When Maenam opened in Kits in 2009, the city's food scene was abuzz with excitement. People couldn't wait to get in to try its elevated, modern Thai dishes, from hot and sour soup and chicken satay to lobster clay pot and whole fish. Stocked with ingredients like bamboo, tamarind leaves, Thai basil, galangal, and fish sauce, the kitchen is still directed by executive chef Angus An and his wife, Kate. More than a decade later, they've managed to maintain the high standards of authenticity and quality thay they set out from the get-go.
Now, you can have your go at making things like green papaya salad, pad Thai, Panaeng curry, and coconut shave ice—as well as more challenging items such as squid-ink cupcakes, uni sundae, or coconut-cream relish of fermented pork and spot-prawn tomalley—with Maenam, the cookbook (Appetite by Random House).
An, who also runs Longtail Kitchen, Fat Mao Noodles, Sen Pad Thai, and Freebird Chicken Shack, and who's a partner in Popina Canteen, takes readers on a culinary journey from the busy street-food stalls of Bangkok to the charcoal grills of Chiang Mai in the book (with words and photos by Joie Alvaro Kent and Darren Chuang). If you've been fortunate enough to have visited Thailand and ravenously eaten your way through it, you might find the the country's extraordinary flavours and colourful ingredients coming back to mind in vivid detail; if memories could sizzle, this book would light the flame. An's recollections of travelling throughout his wife's homeland make for delicious reading.
There are some very personal revelations in the book. For instance, An shares how he and Kate opened Maenam only after the heartbreaking closure of their previous restaurant, Gastropod. Despite the latter's acclaim, it simply couldn’t weather the storm of the global recession. That much has long been public knowledge. But we didn't know that those early years at Maenam were hard for An. He struggled emotionally and admits his confidence and passion for cooking hit a low point. Once he was ready to lift himself back up, he became a dedicated student of Thai cuisine. His pursuit of exciting tastes using pure ingredients has been relentless, and his determination to develop his own unique style within one of the world's greatest cuilnary traditions is admirable.

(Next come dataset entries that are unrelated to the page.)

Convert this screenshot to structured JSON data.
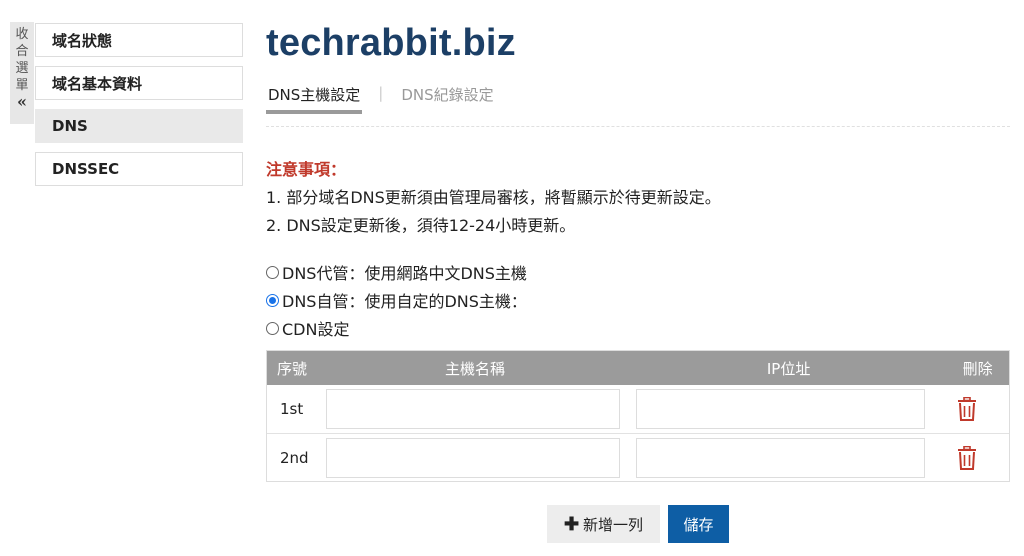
{
  "collapse_menu": {
    "chars": [
      "收",
      "合",
      "選",
      "單"
    ],
    "chevron": "«"
  },
  "sidebar": {
    "items": [
      {
        "label": "域名狀態"
      },
      {
        "label": "域名基本資料"
      },
      {
        "label": "DNS"
      },
      {
        "label": "DNSSEC"
      }
    ]
  },
  "header": {
    "title": "techrabbit.biz"
  },
  "tabs": [
    {
      "label": "DNS主機設定"
    },
    {
      "label": "DNS紀錄設定"
    }
  ],
  "tab_separator": "|",
  "notice": {
    "title": "注意事項：",
    "lines": [
      "1. 部分域名DNS更新須由管理局審核，將暫顯示於待更新設定。",
      "2. DNS設定更新後，須待12-24小時更新。"
    ]
  },
  "options": [
    {
      "label": "DNS代管：使用網路中文DNS主機",
      "checked": false
    },
    {
      "label": "DNS自管：使用自定的DNS主機：",
      "checked": true
    },
    {
      "label": "CDN設定",
      "checked": false
    }
  ],
  "table": {
    "headers": [
      "序號",
      "主機名稱",
      "IP位址",
      "刪除"
    ],
    "rows": [
      {
        "seq": "1st",
        "host": "",
        "ip": ""
      },
      {
        "seq": "2nd",
        "host": "",
        "ip": ""
      }
    ]
  },
  "actions": {
    "add_row": "新增一列",
    "add_icon": "plus-icon",
    "save": "儲存"
  },
  "colors": {
    "title": "#1c3f66",
    "notice": "#c0392b",
    "save_button": "#0e5ea5",
    "table_header": "#9b9b9b",
    "delete_icon": "#c0392b"
  }
}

Georgia Straight wine columnist Kurtis Kolt contributes a brief chapter on wine at the Maenam table. Plus, aspiring home cooks will love the How To sections: How to prepare a lobster, source spot prawns, prepare a crab, and shuck an oyster.
Maenam comes out on May 5.